The impetus behind the City’s proposed Comprehensive Plan map update is a desire to accommodate Portland’s projected population growth in the coming decades and to provide a variety of housing options in areas with plentiful housing, commercial uses, public facilities, transit, and other services close-in to downtown. Encouraging development in these areas is felt to be critical in meeting the goals of Portland’s Climate Action Plan.
The SNA LUTC felt that the city proposal was largely appropriate, but also decided on a series of suggestions which have been referred to the board. These resolutions advocate for additional City actions, services and resources to accompany the expected increase in households. The resolutions ask the city to take care in protecting the historic character of a core segment of Belmont St. The resolutions aim to produce a consistent commercial corridor along Belmont St. and Hawthorne Blvd. with new residences above that accommodate a mix of incomes and household sizes.
Here is a PDF document containing these proposed resolutions. (See above for an updated document) It may be helpful to review these proposals with a map of the neighborhood handy. The SNA LUTC has published a companion article you may find informative, Comprehensive Plan Resolutions: A Primer.

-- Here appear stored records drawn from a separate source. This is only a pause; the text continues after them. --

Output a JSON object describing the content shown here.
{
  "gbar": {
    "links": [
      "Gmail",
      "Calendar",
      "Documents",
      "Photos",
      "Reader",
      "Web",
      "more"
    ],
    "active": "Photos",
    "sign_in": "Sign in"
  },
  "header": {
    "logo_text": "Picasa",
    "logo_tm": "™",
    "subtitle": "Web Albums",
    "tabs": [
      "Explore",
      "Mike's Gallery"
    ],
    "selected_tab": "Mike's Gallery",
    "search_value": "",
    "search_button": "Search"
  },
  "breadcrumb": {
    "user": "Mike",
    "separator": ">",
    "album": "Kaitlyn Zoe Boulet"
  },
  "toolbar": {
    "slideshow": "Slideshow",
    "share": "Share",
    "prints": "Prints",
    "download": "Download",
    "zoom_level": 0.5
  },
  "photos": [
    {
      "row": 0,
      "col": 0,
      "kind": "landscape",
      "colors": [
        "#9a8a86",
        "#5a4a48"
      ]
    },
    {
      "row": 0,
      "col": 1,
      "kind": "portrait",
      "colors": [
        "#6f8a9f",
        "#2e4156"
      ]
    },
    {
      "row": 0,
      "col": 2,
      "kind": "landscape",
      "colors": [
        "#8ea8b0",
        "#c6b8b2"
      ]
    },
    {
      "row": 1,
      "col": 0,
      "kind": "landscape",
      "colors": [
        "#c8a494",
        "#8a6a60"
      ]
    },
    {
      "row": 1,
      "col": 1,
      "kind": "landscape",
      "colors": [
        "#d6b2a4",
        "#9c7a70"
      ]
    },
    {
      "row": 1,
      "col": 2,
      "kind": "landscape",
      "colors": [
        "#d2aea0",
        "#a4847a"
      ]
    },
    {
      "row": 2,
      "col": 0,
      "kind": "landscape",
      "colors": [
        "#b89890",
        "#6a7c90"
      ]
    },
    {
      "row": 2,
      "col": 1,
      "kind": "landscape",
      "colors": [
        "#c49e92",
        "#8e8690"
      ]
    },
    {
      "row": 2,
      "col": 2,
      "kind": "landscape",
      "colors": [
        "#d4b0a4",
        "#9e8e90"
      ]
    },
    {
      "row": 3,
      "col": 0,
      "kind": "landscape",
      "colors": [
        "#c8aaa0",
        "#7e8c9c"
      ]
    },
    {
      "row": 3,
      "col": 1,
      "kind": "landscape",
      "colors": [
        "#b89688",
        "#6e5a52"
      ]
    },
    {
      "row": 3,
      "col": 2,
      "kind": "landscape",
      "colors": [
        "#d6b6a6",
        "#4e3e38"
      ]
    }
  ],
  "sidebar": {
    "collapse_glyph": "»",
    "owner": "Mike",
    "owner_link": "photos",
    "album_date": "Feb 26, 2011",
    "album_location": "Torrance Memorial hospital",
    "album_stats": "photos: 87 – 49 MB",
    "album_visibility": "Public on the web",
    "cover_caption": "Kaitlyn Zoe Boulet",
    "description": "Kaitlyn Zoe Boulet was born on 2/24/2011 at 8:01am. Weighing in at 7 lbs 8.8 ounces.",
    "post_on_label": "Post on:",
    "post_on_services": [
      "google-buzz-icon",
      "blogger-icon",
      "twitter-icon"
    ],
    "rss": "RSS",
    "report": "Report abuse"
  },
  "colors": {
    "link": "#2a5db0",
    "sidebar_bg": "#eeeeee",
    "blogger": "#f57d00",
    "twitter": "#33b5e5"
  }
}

The SNA LUTC will present these resolutions at the General meeting, January 8th from 7-8PM at Southeast Uplift ( 3534 Southeast Main Street) in the Fireside Room. There will be time for public comments on the proposal at this time. Immediately following the General Meeting, the SNA Board will meet from 8-9PM in the same location to deliberate and vote on these resolutions. The public is welcome to attend both meetings.
Comments can be sent prior to the meeting to email@example.com.